Going into last season, Ricky Nolasco‘s solid rookie campaign pointed to a budding star poised to make a large fantasy impact. He finished the year with a solid 13-9 record for a decent Florida Marlins club, but also put up a disappointing 5.06 ERA — a full run and a half higher than his previous season.
Some might see Nolasco’s extremely large jump in BABIP from .284 in 2008 to .336 in 2009 and his impressive FIP (Fielding Independent Pitching – a measure that runs on a similar scale to ERA but strips out factors such as defense, run and bullpen support) of 3.35 for the year as signs of a particularly unlucky season and thus expect regression to the mean this year. But there’s more to it than that. The key is to look at the splits.
The disparity between his April/May and June/July splits is quite astonishing. Nolasco posted a huge 6.49 FIP in May coupled with an absurd BABIP of .418 and a left-on-base percentage of 37.6%. This means that 62.4% of batters that reached base against Nolasco ended up scoring! Compare this with one month later, when all of those stats fell faster than stock in Toyota. In June and July, Nolasco saw his BABIP fall to around .300 and his LOB% rise to a solid 75%. His FIP fell below 3.00. So what happened? We know that he was not injured, so the answer must have involved his mechanics.
Whatever it was did not seem to affect Nolasco’s ability to hit the strike zone. Bloomberg Sports’ performance grid shows that his walks per nine innings (BB/9) stayed right around his career average. Instead, it appears the culprit was an inability to keep the ball down in the zone, as evidenced by his flyball percentage (FB%), which jumped to 50%, from his usual average of about 41%. Needless to say, this is a big problem for a major league pitcher, especially one that depends on a dominant slider as one of his go to pitches.
If a slider is thrown properly it should have significant lateral movement as well as diving action, causing hitters to swing over top of the ball and drive it into the ground, or miss it completely. However, delivery issues could significantly hinder a pitcher’s ability to achieve this breaking action. When thrown poorly a slider will stay flat and be easily distinguished by the hitter, (as explained in detail here) which is what appears to have happened to Nolasco.

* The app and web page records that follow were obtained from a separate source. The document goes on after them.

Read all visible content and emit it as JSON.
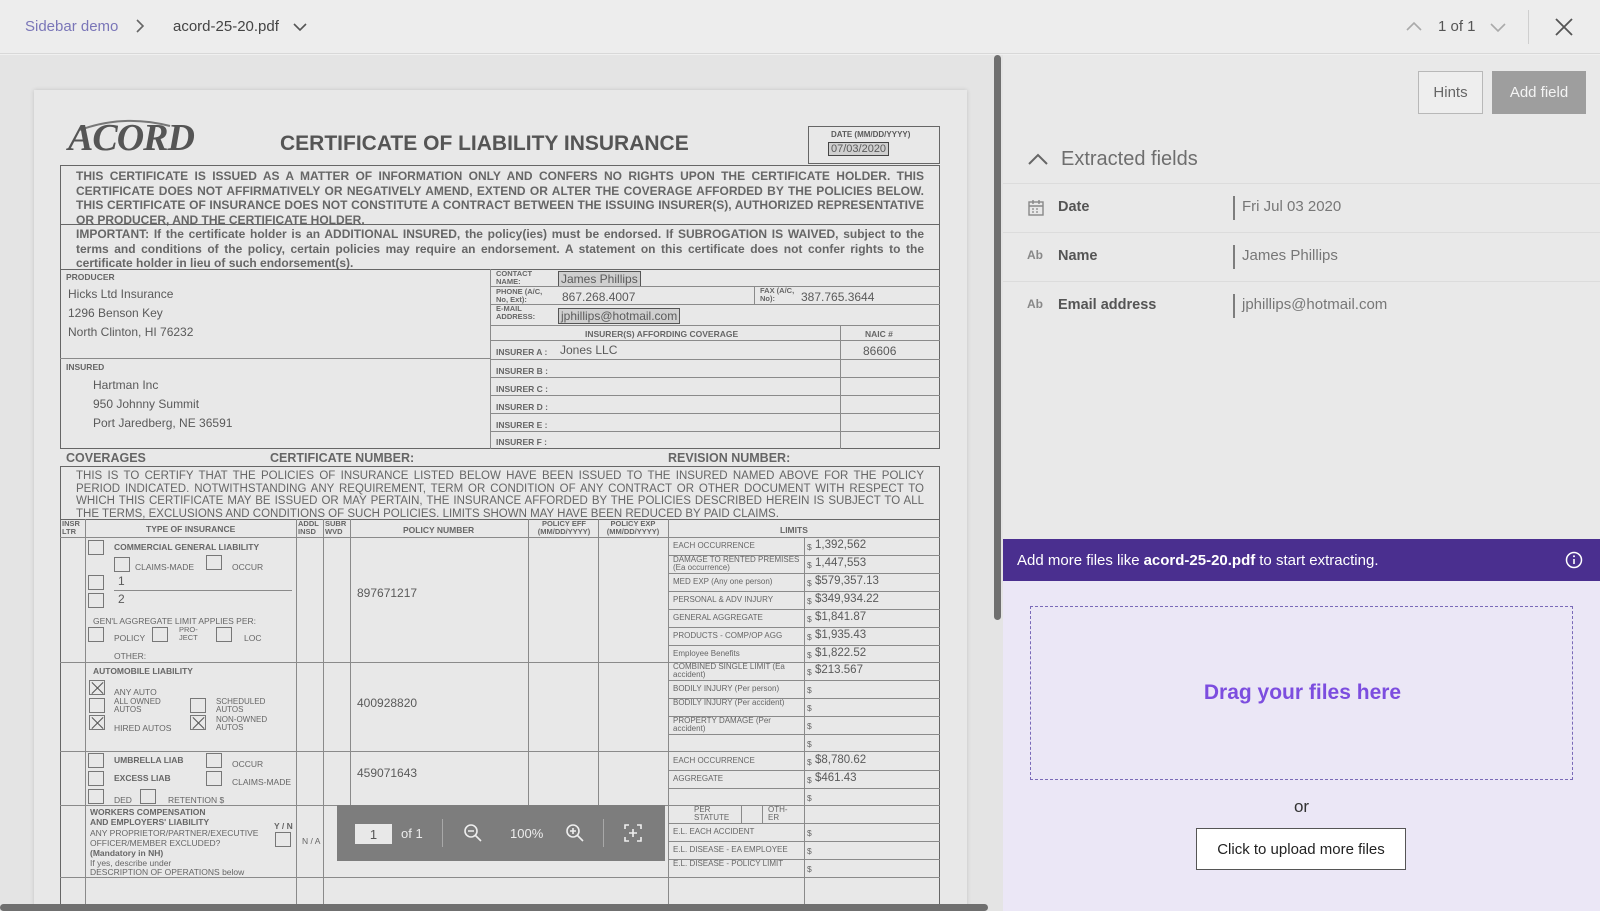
{
  "breadcrumb": {
    "root": "Sidebar demo",
    "file": "acord-25-20.pdf"
  },
  "pager": {
    "text": "1 of 1"
  },
  "document": {
    "title": "CERTIFICATE OF LIABILITY INSURANCE",
    "logo": "ACORD",
    "date_label": "DATE (MM/DD/YYYY)",
    "date_value": "07/03/2020",
    "disclaimer": "THIS CERTIFICATE IS ISSUED AS A MATTER OF INFORMATION ONLY AND CONFERS NO RIGHTS UPON THE CERTIFICATE HOLDER. THIS CERTIFICATE DOES NOT AFFIRMATIVELY OR NEGATIVELY AMEND, EXTEND OR ALTER THE COVERAGE AFFORDED BY THE POLICIES BELOW. THIS CERTIFICATE OF INSURANCE DOES NOT CONSTITUTE A CONTRACT BETWEEN THE ISSUING INSURER(S), AUTHORIZED REPRESENTATIVE OR PRODUCER, AND THE CERTIFICATE HOLDER.",
    "important": "IMPORTANT: If the certificate holder is an ADDITIONAL INSURED, the policy(ies) must be endorsed. If SUBROGATION IS WAIVED, subject to the terms and conditions of the policy, certain policies may require an endorsement. A statement on this certificate does not confer rights to the certificate holder in lieu of such endorsement(s).",
    "producer_label": "PRODUCER",
    "producer_lines": [
      "Hicks Ltd Insurance",
      "1296 Benson Key",
      "North Clinton, HI 76232"
    ],
    "contact_label": "CONTACT NAME:",
    "contact_name": "James Phillips",
    "phone_label": "PHONE (A/C, No, Ext):",
    "phone": "867.268.4007",
    "fax_label": "FAX (A/C, No):",
    "fax": "387.765.3644",
    "email_label": "E-MAIL ADDRESS:",
    "email": "jphillips@hotmail.com",
    "insurers_header": "INSURER(S) AFFORDING COVERAGE",
    "naic_header": "NAIC #",
    "insurer_a_label": "INSURER A :",
    "insurer_a": "Jones LLC",
    "insurer_a_naic": "86606",
    "insurer_labels": [
      "INSURER B :",
      "INSURER C :",
      "INSURER D :",
      "INSURER E :",
      "INSURER F :"
    ],
    "insured_label": "INSURED",
    "insured_lines": [
      "Hartman Inc",
      "950 Johnny Summit",
      "Port Jaredberg, NE 36591"
    ],
    "coverages": "COVERAGES",
    "cert_number": "CERTIFICATE NUMBER:",
    "revision_number": "REVISION NUMBER:",
    "coverage_text": "THIS IS TO CERTIFY THAT THE POLICIES OF INSURANCE LISTED BELOW HAVE BEEN ISSUED TO THE INSURED NAMED ABOVE FOR THE POLICY PERIOD INDICATED. NOTWITHSTANDING ANY REQUIREMENT, TERM OR CONDITION OF ANY CONTRACT OR OTHER DOCUMENT WITH RESPECT TO WHICH THIS CERTIFICATE MAY BE ISSUED OR MAY PERTAIN, THE INSURANCE AFFORDED BY THE POLICIES DESCRIBED HEREIN IS SUBJECT TO ALL THE TERMS, EXCLUSIONS AND CONDITIONS OF SUCH POLICIES. LIMITS SHOWN MAY HAVE BEEN REDUCED BY PAID CLAIMS.",
    "col_headers": {
      "insr": "INSR LTR",
      "type": "TYPE OF INSURANCE",
      "addl": "ADDL INSD",
      "subr": "SUBR WVD",
      "policy": "POLICY NUMBER",
      "eff": "POLICY EFF (MM/DD/YYYY)",
      "exp": "POLICY EXP (MM/DD/YYYY)",
      "limits": "LIMITS"
    },
    "gl": {
      "label": "COMMERCIAL GENERAL LIABILITY",
      "claims_made": "CLAIMS-MADE",
      "occur": "OCCUR",
      "line1": "1",
      "line2": "2",
      "aggregate": "GEN'L AGGREGATE LIMIT APPLIES PER:",
      "policy": "POLICY",
      "project": "PRO- JECT",
      "loc": "LOC",
      "other": "OTHER:",
      "policy_number": "897671217"
    },
    "gl_limits": [
      {
        "label": "EACH OCCURRENCE",
        "value": "1,392,562"
      },
      {
        "label": "DAMAGE TO RENTED PREMISES (Ea occurrence)",
        "value": "1,447,553"
      },
      {
        "label": "MED EXP (Any one person)",
        "value": "$579,357.13"
      },
      {
        "label": "PERSONAL & ADV INJURY",
        "value": "$349,934.22"
      },
      {
        "label": "GENERAL AGGREGATE",
        "value": "$1,841.87"
      },
      {
        "label": "PRODUCTS - COMP/OP AGG",
        "value": "$1,935.43"
      },
      {
        "label": "Employee Benefits",
        "value": "$1,822.52"
      }
    ],
    "auto": {
      "label": "AUTOMOBILE LIABILITY",
      "any_auto": "ANY AUTO",
      "all_owned": "ALL OWNED AUTOS",
      "scheduled": "SCHEDULED AUTOS",
      "hired": "HIRED AUTOS",
      "non_owned": "NON-OWNED AUTOS",
      "policy_number": "400928820"
    },
    "auto_limits": [
      {
        "label": "COMBINED SINGLE LIMIT (Ea accident)",
        "value": "$213.567"
      },
      {
        "label": "BODILY INJURY (Per person)",
        "value": ""
      },
      {
        "label": "BODILY INJURY (Per accident)",
        "value": ""
      },
      {
        "label": "PROPERTY DAMAGE (Per accident)",
        "value": ""
      },
      {
        "label": "",
        "value": ""
      }
    ],
    "umbrella": {
      "umbrella_liab": "UMBRELLA LIAB",
      "excess_liab": "EXCESS LIAB",
      "occur": "OCCUR",
      "claims_made": "CLAIMS-MADE",
      "ded": "DED",
      "retention": "RETENTION $",
      "policy_number": "459071643"
    },
    "umbrella_limits": [
      {
        "label": "EACH OCCURRENCE",
        "value": "$8,780.62"
      },
      {
        "label": "AGGREGATE",
        "value": "$461.43"
      },
      {
        "label": "",
        "value": ""
      }
    ],
    "workers": {
      "label1": "WORKERS COMPENSATION",
      "label2": "AND EMPLOYERS' LIABILITY",
      "yn": "Y / N",
      "proprietor": "ANY PROPRIETOR/PARTNER/EXECUTIVE",
      "officer": "OFFICER/MEMBER EXCLUDED?",
      "mandatory": "(Mandatory in NH)",
      "describe": "If yes, describe under",
      "description": "DESCRIPTION OF OPERATIONS below",
      "na": "N / A",
      "per_statute": "PER STATUTE",
      "other": "OTH- ER"
    },
    "workers_limits": [
      {
        "label": "E.L. EACH ACCIDENT",
        "value": ""
      },
      {
        "label": "E.L. DISEASE - EA EMPLOYEE",
        "value": ""
      },
      {
        "label": "E.L. DISEASE - POLICY LIMIT",
        "value": ""
      }
    ],
    "dollar": "$"
  },
  "toolbar": {
    "page": "1",
    "of": "of 1",
    "zoom": "100%"
  },
  "panel": {
    "hints": "Hints",
    "add_field": "Add field",
    "extracted_title": "Extracted fields",
    "fields": [
      {
        "icon": "calendar-icon",
        "icon_text": "",
        "name": "Date",
        "value": "Fri Jul 03 2020"
      },
      {
        "icon": "text-type-icon",
        "icon_text": "Ab",
        "name": "Name",
        "value": "James Phillips"
      },
      {
        "icon": "text-type-icon",
        "icon_text": "Ab",
        "name": "Email address",
        "value": "jphillips@hotmail.com"
      }
    ],
    "banner_prefix": "Add more files like",
    "banner_file": "acord-25-20.pdf",
    "banner_suffix": "to start extracting.",
    "drop_text": "Drag your files here",
    "or": "or",
    "upload": "Click to upload more files"
  },
  "colors": {
    "accent": "#4a2f8f",
    "drop_text": "#7c4ddf",
    "drop_bg": "#ebe7f6"
  }
}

The increased FB% and a drop of two strikeouts per nine innings, to 7 from 9, indicates that batters were able to square up his pitches far more often then normal. Instead of hitters rolling over his breaking stuff and driving it into the ground, they were able to make more solid contact — and Nolasco struggled as a result. The Bloomberg Sports hits per nine innings chart (H/9) shows just how bad it got for him. At one point he was giving up five more hits than the league average. The H/9 chart also shows a strong correlation with the BABIP chart. This is a clear indication that what many thought was a run of bad luck, was also the result of bad pitching.
On May 22, Nolasco was sent down to Triple-A to work out his issues, and whatever adjustments were made worked out well. After he returned on June 7, Nolasco saw a return to his old results. His flyball rates fell in both June and July, bottoming out at 24.1%, his groundball rate skyrocketed to 54.2%, and his K/9 returned to its normal rate of better than 9.0. During this time Nolasco achieved a miniscule 2.34 FIP.
In 2010 it won’t be better luck, or better fielding that enables Ricky Nolasco to return to the mean, and the hearts of fantasy managers. Look to see if he can become more consistent in his delivery. If he can do this, he will make a very solid number two starting pitcher for any fantasy team.